This process of figuring stuff out can be painful for those of us who are used to already knowing what to do and how to do it. It can take months or a year, and as soon as we're snappy and fluent and feeling like the top of our game - we pack up and start all over again. This discomfort can make you feel alive or it can be overwhelming - and probably both. I know I will gain from the pain (sorry for that last phrase) in the long run.

In the meanwhile, apparently y'all are going to hear my creaks and groans. Please don't take this as an indication that the FS system or I are intrinsically flawed. I think it's just the way it is.

Thanks for listening.


  1. As someone who is currently going through OMS training, I was so happy to read this post. Thank you for being honest and writing about the highs and lows of the FS. If I can keep in mind your words of encouragement, I hope that when those naked, shivering deer-in-headlights moments come along, I can know that they're only temporary and I'm capable of dealing with them.
    Thanks again!

  2. Cabby,
    Thank you for commenting; it makes me glad to know that my stumblings might give you some forewarning or encouragement. Let me know where you're headed and to which section and I'll look forward to hearing of your own little victories.

  3. I just wanted to take a second and thank you for your blog. I am an OMS hopeful working through the process and I have found so much information from your blogs. If only that I am not the only one who has no idea what's going on most days, but this entry in particular was VERY comforting. Keep it up! Muchisimas Gracias!

  4. Thanks NoVaNativ; I really appreciate the kind words. I haven't read this post since I wrote it over four years ago, but I could re-post it tomorrow and it would be accurate in my third tour now.

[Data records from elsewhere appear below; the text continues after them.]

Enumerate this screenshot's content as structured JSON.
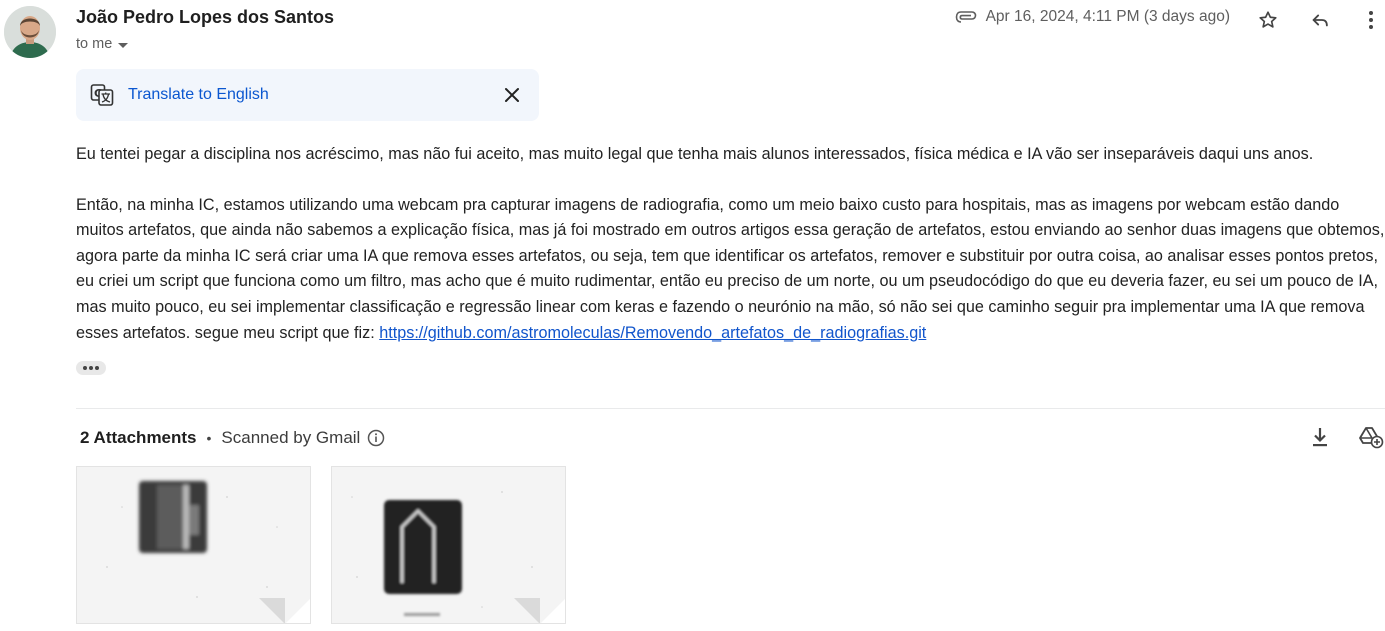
{
  "sender": {
    "name": "João Pedro Lopes dos Santos",
    "recipient_label": "to me"
  },
  "meta": {
    "date": "Apr 16, 2024, 4:11 PM (3 days ago)",
    "icons": [
      "attachment-icon",
      "star-icon",
      "reply-icon",
      "more-vert-icon"
    ]
  },
  "translate": {
    "link_label": "Translate to English",
    "icons": [
      "translate-icon",
      "close-icon"
    ]
  },
  "body": {
    "paragraph1": "Eu tentei pegar a disciplina nos acréscimo, mas não fui aceito, mas muito legal que tenha mais alunos interessados, física médica e IA vão ser inseparáveis daqui uns anos.",
    "paragraph2": "Então, na minha IC, estamos utilizando uma webcam pra capturar imagens de radiografia, como um meio baixo custo para hospitais, mas as imagens por webcam estão dando muitos artefatos, que ainda não sabemos a explicação física, mas já foi mostrado em outros artigos essa geração de artefatos, estou enviando ao senhor duas imagens que obtemos, agora parte da minha IC será criar uma IA que remova esses artefatos, ou seja, tem que identificar os artefatos, remover e substituir por outra coisa, ao analisar esses pontos pretos, eu criei um script que funciona como um filtro, mas acho que é muito rudimentar, então eu preciso de um norte, ou um pseudocódigo do que eu deveria fazer, eu sei um pouco de IA, mas muito pouco, eu sei implementar classificação e regressão linear com keras e fazendo o neurónio na mão, só não sei que caminho seguir pra implementar uma IA que remova esses artefatos. segue meu script que fiz: ",
    "link": "https://github.com/astromoleculas/Removendo_artefatos_de_radiografias.git"
  },
  "attachments": {
    "count_label": "2 Attachments",
    "separator": "•",
    "scanned_label": "Scanned by Gmail",
    "icons": [
      "info-icon",
      "download-all-icon",
      "add-to-drive-icon"
    ],
    "items": [
      {
        "kind": "image",
        "subject": "radiograph-rectangular-object"
      },
      {
        "kind": "image",
        "subject": "radiograph-arch-object"
      }
    ]
  },
  "colors": {
    "link": "#0b57d0",
    "translate_bg": "#f2f6fc",
    "text": "#222222",
    "muted": "#5e5e5e"
  }
}
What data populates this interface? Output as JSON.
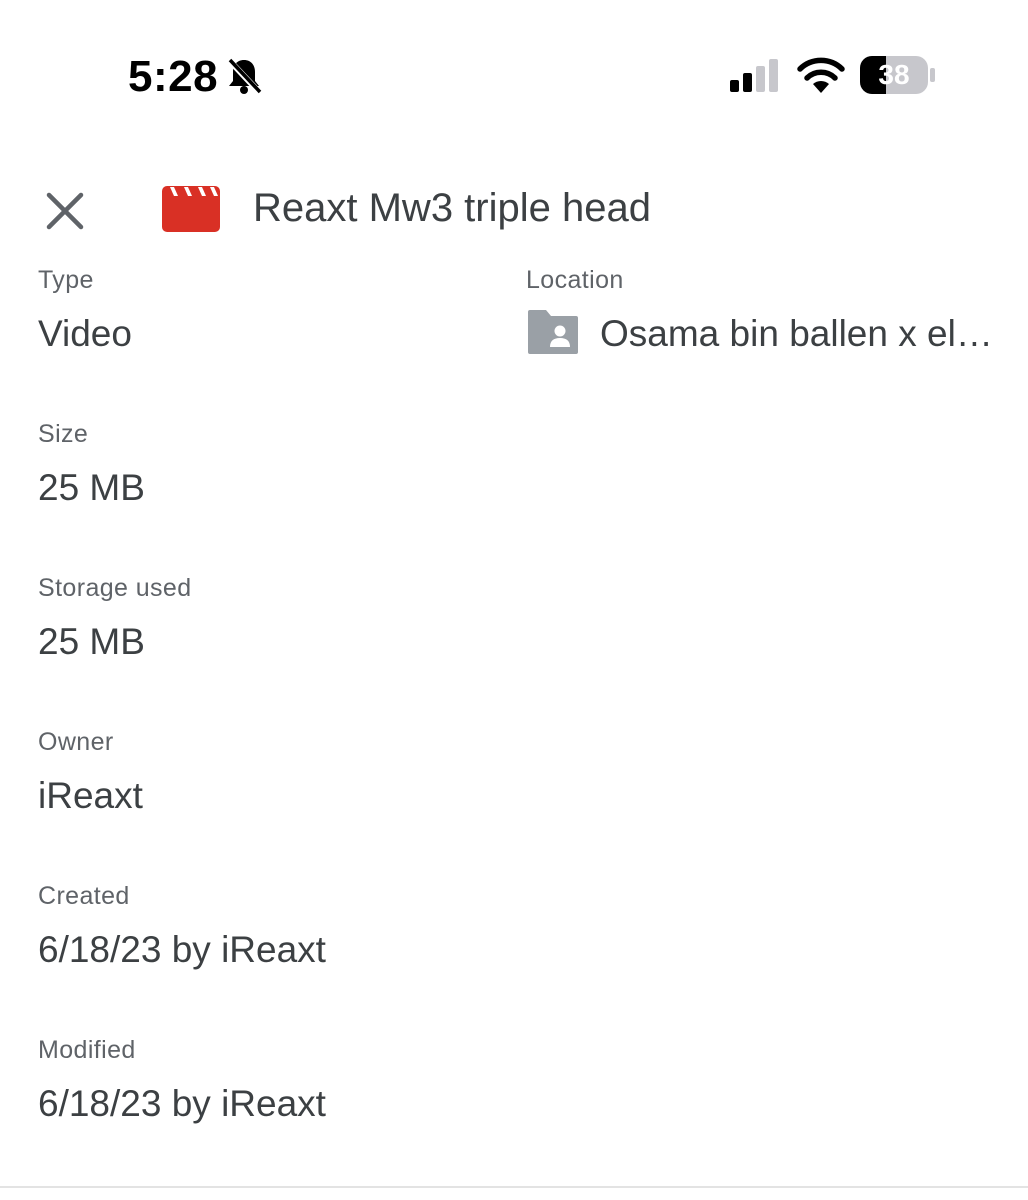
{
  "status_bar": {
    "time": "5:28",
    "battery": "38",
    "icons": [
      "bell-slash-icon",
      "cellular-signal-icon",
      "wifi-icon",
      "battery-icon"
    ]
  },
  "header": {
    "title": "Reaxt Mw3 triple head",
    "file_type_icon": "video-clapperboard-icon",
    "file_icon_color": "#d93025",
    "close_icon": "close-icon"
  },
  "details": {
    "type_label": "Type",
    "type_value": "Video",
    "location_label": "Location",
    "location_value": "Osama bin ballen x elephant",
    "location_icon": "shared-folder-icon",
    "size_label": "Size",
    "size_value": "25 MB",
    "storage_label": "Storage used",
    "storage_value": "25 MB",
    "owner_label": "Owner",
    "owner_value": "iReaxt",
    "created_label": "Created",
    "created_value": "6/18/23 by iReaxt",
    "modified_label": "Modified",
    "modified_value": "6/18/23 by iReaxt"
  },
  "colors": {
    "text_primary": "#3c4043",
    "text_secondary": "#5f6368",
    "folder_icon": "#9aa0a6",
    "video_icon": "#d93025"
  }
}
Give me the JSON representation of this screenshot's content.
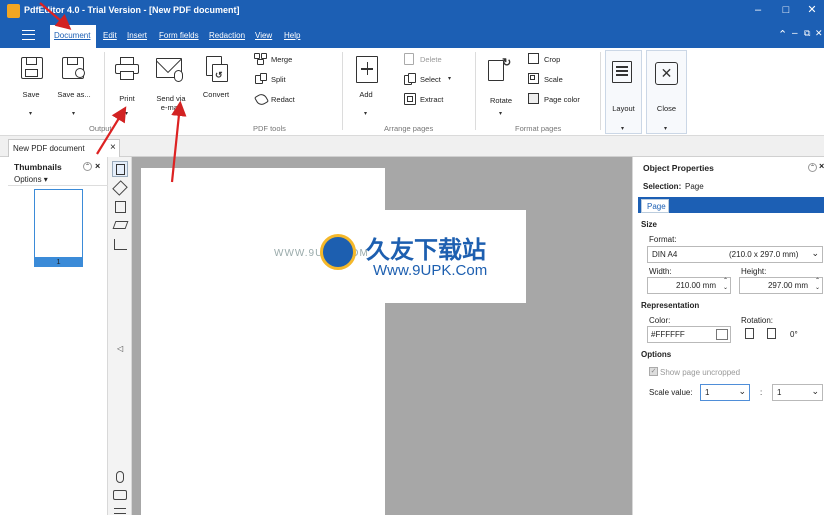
{
  "app": {
    "title": "PdfEditor 4.0 - Trial Version - [New PDF document]",
    "window_controls": [
      "–",
      "□",
      "✕"
    ],
    "mdi_controls": [
      "⌃",
      "–",
      "⧉",
      "✕"
    ]
  },
  "menu": {
    "items": [
      "Document",
      "Edit",
      "Insert",
      "Form fields",
      "Redaction",
      "View",
      "Help"
    ]
  },
  "ribbon": {
    "save": "Save",
    "save_as": "Save as...",
    "print": "Print",
    "send_line1": "Send via",
    "send_line2": "e-mail",
    "convert": "Convert",
    "merge": "Merge",
    "split": "Split",
    "redact": "Redact",
    "add": "Add",
    "delete": "Delete",
    "select": "Select",
    "extract": "Extract",
    "rotate": "Rotate",
    "crop": "Crop",
    "scale": "Scale",
    "page_color": "Page color",
    "layout": "Layout",
    "close": "Close",
    "groups": {
      "output": "Output",
      "pdf_tools": "PDF tools",
      "arrange_pages": "Arrange pages",
      "format_pages": "Format pages"
    }
  },
  "doc_tab": {
    "label": "New PDF document",
    "close": "×"
  },
  "thumbnails": {
    "title": "Thumbnails",
    "options": "Options ▾",
    "page_number": "1"
  },
  "watermark": {
    "left_text": "WWW.9UPK.COM",
    "cn_text": "久友下载站",
    "url_text": "Www.9UPK.Com"
  },
  "properties": {
    "title": "Object Properties",
    "selection_label": "Selection:",
    "selection_value": "Page",
    "tab": "Page",
    "size_section": "Size",
    "format_label": "Format:",
    "format_value": "DIN A4",
    "format_dims": "(210.0 x 297.0 mm)",
    "width_label": "Width:",
    "width_value": "210.00 mm",
    "height_label": "Height:",
    "height_value": "297.00 mm",
    "representation_section": "Representation",
    "color_label": "Color:",
    "color_value": "#FFFFFF",
    "rotation_label": "Rotation:",
    "rotation_value": "0°",
    "options_section": "Options",
    "show_uncropped": "Show page uncropped",
    "scale_label": "Scale value:",
    "scale_value_1": "1",
    "scale_sep": ":",
    "scale_value_2": "1"
  },
  "colors": {
    "brand_blue": "#1c5fb4",
    "canvas_gray": "#a7a7a7",
    "annotation_red": "#d22222"
  }
}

I still feel overwhelmed and long for a stable routine sometimes, but the feeling of getting through a challenging experience makes you feel very alive. Suerte!